In 2000 Mme Laroche made a great deal of moelleux and even doux. 'It's delicious wine, but in terms of sales it will last me for the next 10 years,' she says. Even though Savennières is capable of making wonderful sweet wines, to me its true typicity lies in dry wines, which are potentially greater than any other dry Chenins from the Loire. Which brings me to the Clos de la Coulée de Serrant. The property is owned by Nicolas Joly, the main proponent of biodynamic viticulture. It is easy to mock Joly and his disciples for their reliance on potions and apparent mumbo-jumbo, but his vineyards tell another story, with gnarled vines rising from thoroughly ploughed soils, and Highland cattle grazing on the lowlands, generating the compost he requires. In the cellar he does next to nothing: no settling of the must, no added yeasts, no malolactic. The wines are aged in older oak and are completely dry (with rare exceptions such as 1997).
It is true, as his critics assert, that some great vintages have proved disappointing. I have tasted the 1990 on three occasions and found vegetal tones every time. But since 1995 the wine has been magnificent. The aromas can be explosive: a sublime cocktail of apricot and quince, with an occasional touch of honey or caramel. The palate is sumptuous and full bodied, lush but not heavy, velvety in texture with an occasional hint of white pepper and grainy tannin, and a firm vein of acidity running through it, culminating in a long, rich finish. His Roche aux Moines, called Clos de la Bergerie, is almost as spectacular, and his regular Savennières is similar in style but on a somewhat diminished scale.
Coulée de Serrant is the supreme terroir of Savennières, and vindicates those who make extravagant claims for the greatness of its soils. If Savennières remains stylistically inconsistent, that may not matter, although it makes life difficult for the wine lover. There are styles to suit everybody, from austere to opulent, from reductive to rich and oaky.

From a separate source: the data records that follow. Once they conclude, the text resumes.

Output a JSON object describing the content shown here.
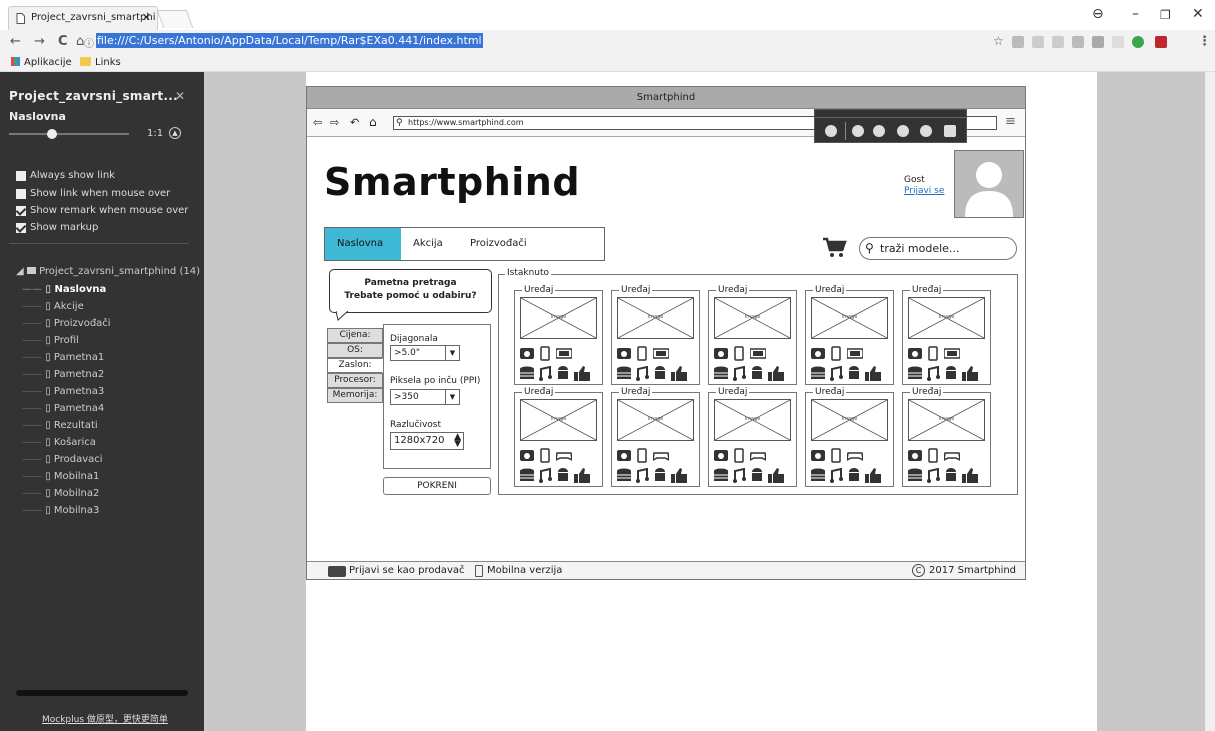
{
  "browser": {
    "tab_title": "Project_zavrsni_smartphi",
    "url_highlight": "file:///C:/Users/Antonio/AppData/Local/Temp/Rar$EXa0.441/index.html",
    "bookmarks": [
      "Aplikacije",
      "Links"
    ]
  },
  "sidebar": {
    "project_title": "Project_zavrsni_smart...",
    "page_name": "Naslovna",
    "zoom_label": "1:1",
    "options": [
      {
        "label": "Always show link",
        "checked": false
      },
      {
        "label": "Show link when mouse over",
        "checked": false
      },
      {
        "label": "Show remark when mouse over",
        "checked": true
      },
      {
        "label": "Show markup",
        "checked": true
      }
    ],
    "tree_root": "Project_zavrsni_smartphind (14)",
    "pages": [
      "Naslovna",
      "Akcije",
      "Proizvođači",
      "Profil",
      "Pametna1",
      "Pametna2",
      "Pametna3",
      "Pametna4",
      "Rezultati",
      "Košarica",
      "Prodavaci",
      "Mobilna1",
      "Mobilna2",
      "Mobilna3"
    ],
    "footer": "Mockplus 做原型，更快更简单"
  },
  "mockup": {
    "window_title": "Smartphind",
    "address": "https://www.smartphind.com",
    "logo": "Smartphind",
    "user": "Gost",
    "login_link": "Prijavi se",
    "menu": [
      "Naslovna",
      "Akcija",
      "Proizvođači"
    ],
    "search_placeholder": "traži modele...",
    "bubble_line1": "Pametna pretraga",
    "bubble_line2": "Trebate pomoć u odabiru?",
    "filter_tabs": [
      "Cijena:",
      "OS:",
      "Zaslon:",
      "Procesor:",
      "Memorija:"
    ],
    "diag_label": "Dijagonala",
    "diag_value": ">5.0\"",
    "ppi_label": "Piksela po inču (PPI)",
    "ppi_value": ">350",
    "res_label": "Razlučivost",
    "res_value": "1280x720",
    "run_button": "POKRENI",
    "featured_label": "Istaknuto",
    "card_label": "Uređaj",
    "image_text": "Image",
    "footer_seller": "Prijavi se kao prodavač",
    "footer_mobile": "Mobilna verzija",
    "footer_copy": "2017 Smartphind"
  }
}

Best of all, the appellation has been rescued from gradual decline not only by such stalwarts as Luc Brizard, Nicolas Joly and Pierre Soulez, but by a growing number of keen younger growers such as the Laureau brothers of Domaine Laureau, Sylvie Termeau of Moulin de Chavigné, Florent Baumard of Domaine des Baumard, and Eric Morgat of Domaine de la Monnaie.
Savennières can be demanding – its producers unashamedly call it an intellectual wine that can require hours of aeration – but anyone who enjoys wines with personality and individuality should make its acquaintance.
Stephen Brook is a contributing editor to Decanter.